Another way to cheat death, scientists believe, is by cryonics - ‘freezing’ our bodies in order to preserve them until a future medical technology can fully restore our health. Cryonics, although it sounds very sci-fi, is actually based on modern science. According to Alcor, an American non-profit organisation that researches, advocates for and performs cryonics, if the body’s basic structure is preserved, we are able to stop and restart life. An example is the practice of freezing embryos. They are preserved by lowering the temperatures in such a way that life’s chemistry is completely stopped. It is already possible to cool organs the size of a human brain by vitrification – the cooling of tissue by temperatures as low as -120⁰C without causing ice formation.
Repairing tissue with nanotechnology
With the vast developments in nanotechnology, in thirty to forty years, we will have microscopic robots travelling through our bodies, repairing and regenerating tissue, even individual cells, molecule by molecule. Nanotechnology could help us wipe out diseases and any ‘preserved’ person could theoretically be recovered – provided the basic structures of the brain which encode personality and memory are still intact – unless they are first digitally backed up – which is also possible with nanotech. Humans will eventually be a fusion of man and machine – also referred to as technological singularity – as nanobots make their way through our blood streams. Eventually nanobots will even completely replace biological blood.
Developing artificial brains and avatars

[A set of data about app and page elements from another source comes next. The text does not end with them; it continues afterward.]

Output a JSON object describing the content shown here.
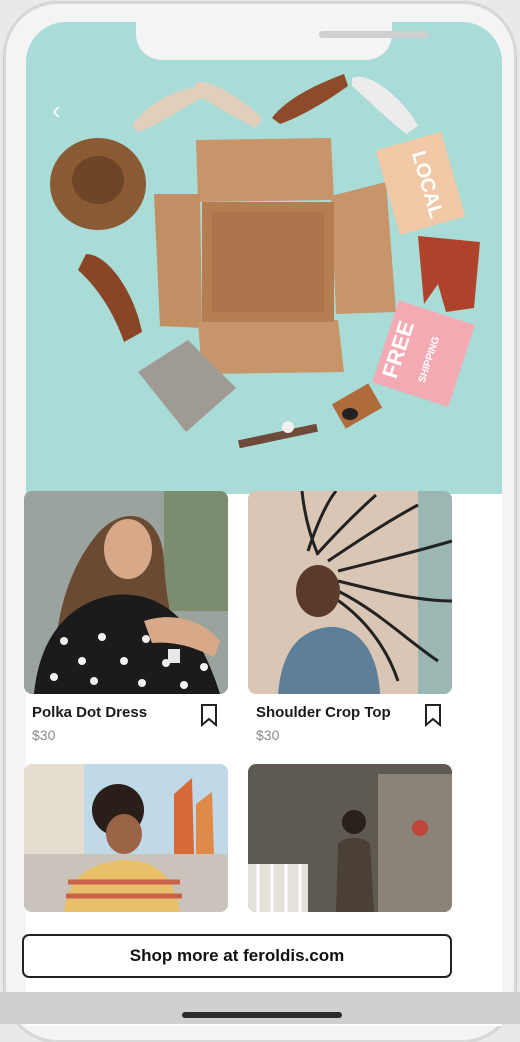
{
  "hero": {
    "back_icon": "chevron-left-icon",
    "badges": {
      "local": "LOCAL",
      "free": "FREE",
      "shipping": "SHIPPING"
    }
  },
  "products": [
    {
      "name": "Polka Dot Dress",
      "price": "$30"
    },
    {
      "name": "Shoulder Crop Top",
      "price": "$30"
    },
    {
      "name": "",
      "price": ""
    },
    {
      "name": "",
      "price": ""
    }
  ],
  "shop_more": {
    "label": "Shop more at feroldis.com"
  },
  "colors": {
    "hero_bg": "#a9dcd6",
    "local_badge": "#f1c9a6",
    "free_badge": "#f4aab3"
  }
}
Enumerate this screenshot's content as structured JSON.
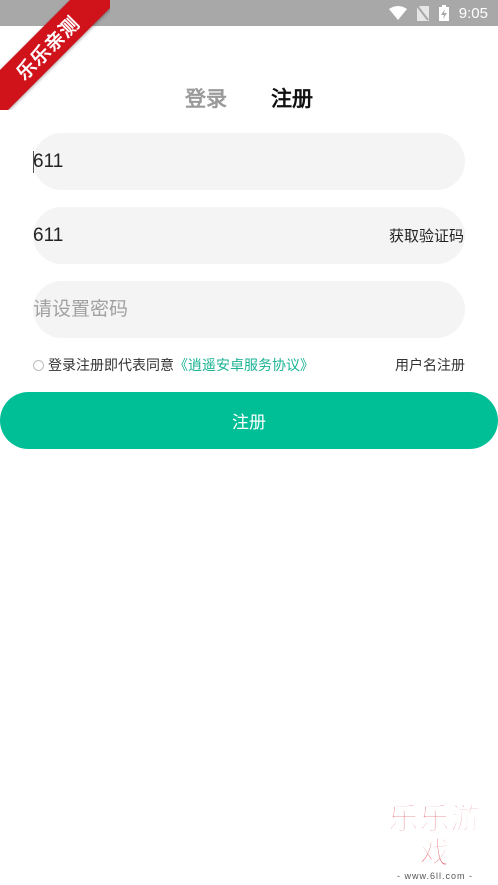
{
  "status_bar": {
    "time": "9:05",
    "icons": [
      "wifi-icon",
      "no-sim-icon",
      "battery-charging-icon"
    ]
  },
  "ribbon": {
    "text": "乐乐亲测"
  },
  "tabs": [
    {
      "label": "登录",
      "active": false
    },
    {
      "label": "注册",
      "active": true
    }
  ],
  "form": {
    "phone": {
      "value": "611",
      "placeholder": ""
    },
    "code": {
      "value": "611",
      "placeholder": "",
      "get_code_label": "获取验证码"
    },
    "password": {
      "value": "",
      "placeholder": "请设置密码"
    }
  },
  "agreement": {
    "prefix": "登录注册即代表同意",
    "link": "《逍遥安卓服务协议》",
    "username_register": "用户名注册"
  },
  "submit_label": "注册",
  "watermark": {
    "title": "乐乐游戏",
    "sub": "- www.6ll.com -"
  },
  "colors": {
    "accent": "#00bf97",
    "link": "#1ab394",
    "ribbon": "#d0121b",
    "status_bar": "#a8a8a8"
  }
}
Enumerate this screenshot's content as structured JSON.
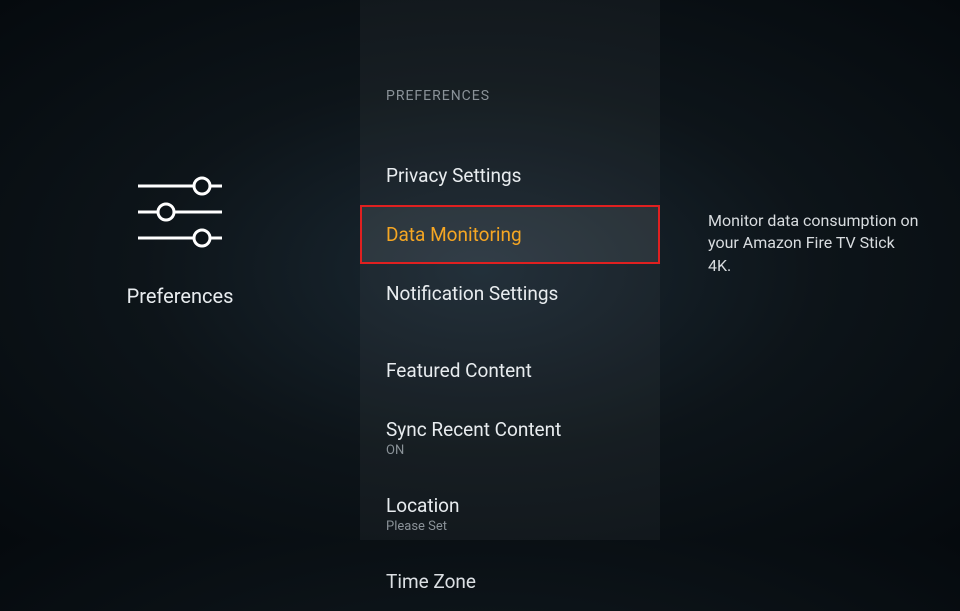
{
  "left": {
    "label": "Preferences"
  },
  "header": "Preferences",
  "items": [
    {
      "label": "Privacy Settings",
      "subtext": ""
    },
    {
      "label": "Data Monitoring",
      "subtext": "",
      "selected": true
    },
    {
      "label": "Notification Settings",
      "subtext": ""
    },
    {
      "label": "Featured Content",
      "subtext": ""
    },
    {
      "label": "Sync Recent Content",
      "subtext": "ON"
    },
    {
      "label": "Location",
      "subtext": "Please Set"
    },
    {
      "label": "Time Zone",
      "subtext": ""
    }
  ],
  "detail": {
    "description": "Monitor data consumption on your Amazon Fire TV Stick 4K."
  },
  "colors": {
    "accent": "#f5a623",
    "highlight_border": "#e02020"
  }
}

Scientists believe that we can achieve immortality by the year 2045. Dmitry Itskov says that, by then, we will have created technologies that will make it possible to transfer our personalities and our memories to artificial carriers. This will enable us to extend life, even become immortal. According to 35-year old Russian billionaire and media mogul Dmitry Itskov, this will be achieved by developing an avatar, a robot connected to our current selves. The human brain will then be transplanted or its contents and consciousness transmitted to the artificial brain of the avatar. By the year 2045, our consciousness will have evolved into a type of Internet of global consciousness. By then, we will no longer need physical presence. Robots will have developed their own artificial intelligence and will be able to perform physical tasks for us. Although all of this sounds very sci-fi, the Tech sector is of the opinion that thanks to exponential technological developments there will be no end to our knowledge evolving and expanding.
The ethics of research into immortality – Bill Gates says no
Some science historians, philosophers and economists believe that technological research in genetically modified organisms, neuroscience, stem cells and viruses tinkers with nature in such a way that things could easily get out of hand. If technology makes the extension of life, or even immortality possible, it will lead to great upheaval. Imagine the pressure on the economy and our natural resources. Immortality would also completely disrupt ‘family’, the cornerstone of society. Imagine a crowded planet with old citizens that we can’t support or various generations of the same family being alive forever, simultaneously.
Another ethical point to ponder is the knowledge that immortality would only be accessible to and benefit the rich as the research is carried out through their own private funding. Also, is the quest for life extension motivated by the desire to serve humanity or their own benefit? Isn’t immortality the ultimate, elusive and egocentric goal for he who already has everything?
Bill Gates, unlike the other wealthy Tech giants described in this article, believes that it is arrogant to want to be immortal. Especially because most people on this planet have no access to life’s essentials and are dying of curable diseases such as tuberculosis and malaria. According to Gates, the billions of dollars that are being pumped into this type of research to benefit the wealthy few should be spent on those who need it most.